The Eastern Coastal Plain is a wide stretch of land lying between theEastern Ghats and the Bay of Bengal. It stretches from Tamil Nadu inthe south to West Bengal in the north.The Mahanadi, Godavari, Kaveri and Krishna rivers drain these plainsand their deltas occupy most of the area. The temperature in the coastalregions exceeds 30 °C (86 °F) coupled with high levels of humidity. Theregion receives both the northeast and southwest monsoon rains. Thesouthwest monsoon splits into two branches, the Bay of Bengal branchand the Arabian Sea branch. The Bay of Bengal branch movesnorthwards crossing northeast India in early June. The Arabian Seabranch moves northwards and discharges much of its rain on thewindward side of Western Ghats. Annual rainfall in this regionaverages between 1,000 mm (40 in) and 3,000 mm (120 in). The widthof the plains varies between 100 and 130 km (62 to 80 miles).The plainsare divided into six regions — the Mahanadi delta, the southernAndhra Pradesh plain, the Krishna-Godavari deltas,the Kanyakumari coast, the Coromandel Coast and sandy coastal.

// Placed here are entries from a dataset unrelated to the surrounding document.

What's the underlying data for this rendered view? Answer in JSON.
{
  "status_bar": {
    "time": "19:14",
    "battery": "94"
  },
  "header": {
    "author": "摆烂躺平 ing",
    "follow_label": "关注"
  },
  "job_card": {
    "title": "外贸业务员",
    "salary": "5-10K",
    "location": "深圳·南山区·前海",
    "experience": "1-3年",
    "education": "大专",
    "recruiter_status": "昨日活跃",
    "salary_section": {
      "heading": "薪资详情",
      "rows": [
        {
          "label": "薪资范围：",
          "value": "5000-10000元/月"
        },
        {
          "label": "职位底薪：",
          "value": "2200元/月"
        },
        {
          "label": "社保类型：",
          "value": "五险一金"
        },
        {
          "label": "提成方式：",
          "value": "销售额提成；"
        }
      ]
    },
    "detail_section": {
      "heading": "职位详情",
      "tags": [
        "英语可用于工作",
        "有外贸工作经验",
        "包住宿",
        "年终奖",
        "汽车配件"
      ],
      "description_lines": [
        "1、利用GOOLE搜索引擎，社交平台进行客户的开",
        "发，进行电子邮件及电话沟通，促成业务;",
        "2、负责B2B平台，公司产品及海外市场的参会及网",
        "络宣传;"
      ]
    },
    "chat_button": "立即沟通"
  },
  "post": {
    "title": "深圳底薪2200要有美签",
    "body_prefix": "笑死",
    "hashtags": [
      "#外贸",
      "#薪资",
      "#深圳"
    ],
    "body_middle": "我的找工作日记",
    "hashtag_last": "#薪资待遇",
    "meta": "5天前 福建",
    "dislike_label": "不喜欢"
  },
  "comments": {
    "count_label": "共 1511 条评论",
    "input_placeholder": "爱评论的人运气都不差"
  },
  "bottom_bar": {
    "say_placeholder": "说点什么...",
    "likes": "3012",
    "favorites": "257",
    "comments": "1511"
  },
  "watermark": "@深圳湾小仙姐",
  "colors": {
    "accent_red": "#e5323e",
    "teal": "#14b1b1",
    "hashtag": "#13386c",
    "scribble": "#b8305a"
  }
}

The Western Coastal Plain is a narrow strip of landsandwiched between the Western Ghats and the ArabianSea, ranging from 50 to 100 km (30 to 60 miles) in width.It extends from Gujarat in the north and extends throughMaharashtra, Goa, Karnataka and Kerala. Numerousrivers and backwaters inundate the region. Originating inthe Western Ghats, the rivers are fast-flowing andmostly perennial, leading to the formation of estuaries.Major rivers flowing into the sea are the Tapi,Narmada, Mandovi and Zuari. The coast is divided into3 parts namely, Konkan, which is situated inMaharashtra,Goa and northern parts of Karnataka;the Kanara in Karnataka and the Malabar Coast inKerala. Vegetation is mostly deciduous, but the MalabarCoast moist forests constitute a unique ecoregion.

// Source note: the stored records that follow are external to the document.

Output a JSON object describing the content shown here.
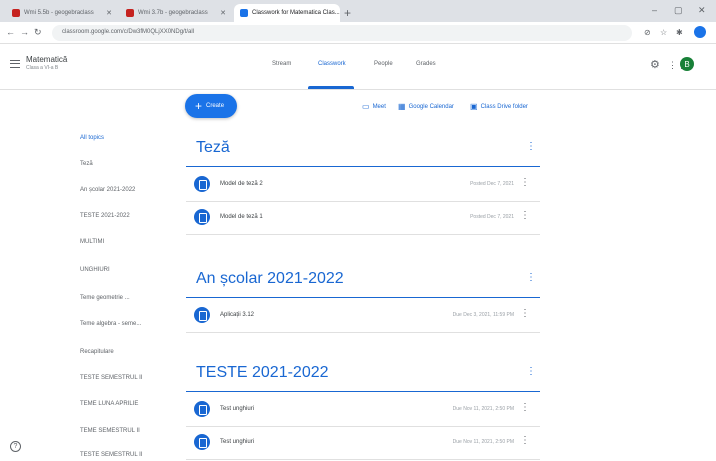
{
  "browser": {
    "tabs": [
      {
        "title": "Wmi 5.5b - geogebraclass",
        "favicon_color": "#c5221f",
        "active": false
      },
      {
        "title": "Wmi 3.7b - geogebraclass",
        "favicon_color": "#c5221f",
        "active": false
      },
      {
        "title": "Classwork for Matematica Clas...",
        "favicon_color": "#1a73e8",
        "active": true
      }
    ],
    "new_tab_symbol": "+",
    "window_controls": {
      "minimize": "–",
      "maximize": "▢",
      "close": "✕"
    },
    "nav": {
      "back": "←",
      "forward": "→",
      "reload": "↻"
    },
    "url": "classroom.google.com/c/Dw3fM0QLjXX0NDg/t/all"
  },
  "header": {
    "class_name": "Matematică",
    "class_section": "Clasa a VI-a B",
    "tabs": [
      {
        "label": "Stream",
        "active": false
      },
      {
        "label": "Classwork",
        "active": true
      },
      {
        "label": "People",
        "active": false
      },
      {
        "label": "Grades",
        "active": false
      }
    ],
    "avatar_letter": "B",
    "avatar_color": "#188038"
  },
  "toolbar": {
    "create_label": "Create",
    "meet_label": "Meet",
    "calendar_label": "Google Calendar",
    "drive_label": "Class Drive folder"
  },
  "topics": [
    {
      "label": "All topics",
      "active": true
    },
    {
      "label": "Teză",
      "active": false
    },
    {
      "label": "An școlar 2021-2022",
      "active": false
    },
    {
      "label": "TESTE 2021-2022",
      "active": false
    },
    {
      "label": "MULTIMI",
      "active": false
    },
    {
      "label": "UNGHIURI",
      "active": false
    },
    {
      "label": "Teme geometrie ...",
      "active": false
    },
    {
      "label": "Teme algebra - seme...",
      "active": false
    },
    {
      "label": "Recapitulare",
      "active": false
    },
    {
      "label": "TESTE SEMESTRUL II",
      "active": false
    },
    {
      "label": "TEME LUNA APRILIE",
      "active": false
    },
    {
      "label": "TEME SEMESTRUL II",
      "active": false
    },
    {
      "label": "TESTE SEMESTRUL II",
      "active": false
    }
  ],
  "sections": [
    {
      "title": "Teză",
      "items": [
        {
          "title": "Model de teză 2",
          "date": "Posted Dec 7, 2021"
        },
        {
          "title": "Model de teză 1",
          "date": "Posted Dec 7, 2021"
        }
      ]
    },
    {
      "title": "An școlar 2021-2022",
      "items": [
        {
          "title": "Aplicații 3.12",
          "date": "Due Dec 3, 2021, 11:59 PM"
        }
      ]
    },
    {
      "title": "TESTE 2021-2022",
      "items": [
        {
          "title": "Test unghiuri",
          "date": "Due Nov 11, 2021, 2:50 PM"
        },
        {
          "title": "Test unghiuri",
          "date": "Due Nov 11, 2021, 2:50 PM"
        }
      ]
    }
  ],
  "help_symbol": "?",
  "accent_color": "#1967d2"
}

The Lakshadweep and the Andaman and Nicobar Islands are Indias two major island formations which are classified as union territories. Lakshadweep also known as the Laccadive Islands, is a group of islands in the Laccadive Sea, 200 to 440 km off the coast of the South West Indian state of Kerala. The islands form the smallest Union Territory of India. The total land area is 11 sq mi or 32 km².Ten of the islands are inhabited. Lakshadweep is the northern part of the erstwhile Lakshadweepa. The islands are the northernmost among the Lakshadweep-Maldives-Chagos group of islands, which are actually the tops of a vast undersea mountain range, in the Indian Ocean and the Arabian Sea. The land area is 32 km2; the lagoon area is about 4200 km2, the territorial waters area is 20,000 km2 and the economic zone area is 400,000 km2.

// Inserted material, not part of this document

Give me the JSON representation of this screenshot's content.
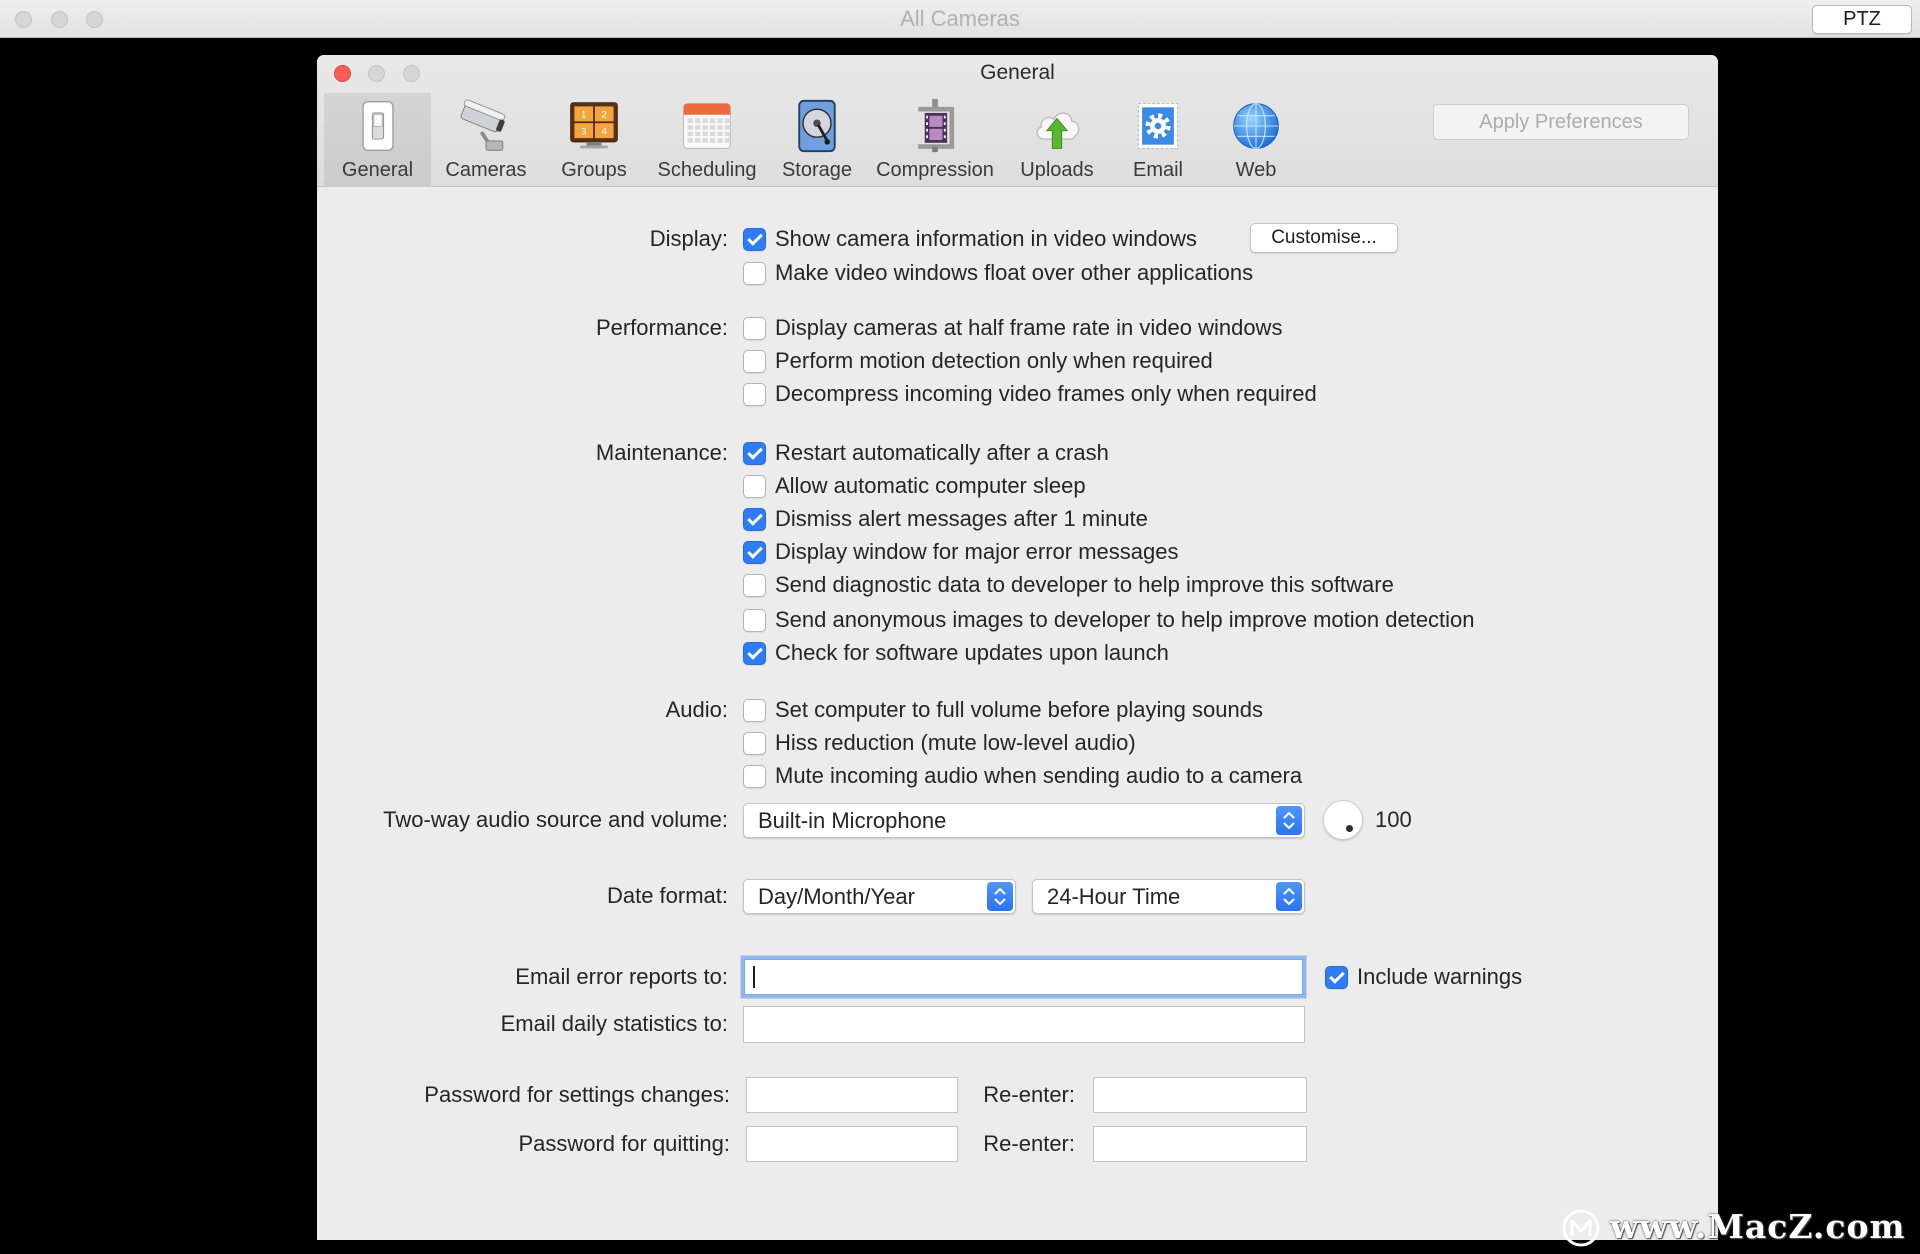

The Andaman and Nicobar Islands are located between 6o and 14o North latitude and 92o and 94o East longitude.They consist of 572 isles, lying in the Bay of Bengal near the Myanmar coast. It is located 1255 km (780 miles) from Kolkata (Calcutta) and 193 km (120 miles) from Cape Negrais in Myanmar. The territory consists of two island groups, the Andaman Islands and the Nicobar Islands. The Andaman Islands consists of 204 small islands with a total length of 352 km (220 miles). Indias only active volcano, Barren Island is situated here, having last erupted in May 2005. The Narcondum is a dormant volcano and there is a mud volcano at Baratang. Indira Point, Indias southernmost land point is situated in the Nicobar islands, and lies just 189 km (117 miles) from the Indonesian island of Sumatra to the southeast. The highest point is Mount Thullier at 642 m (2,140 ft).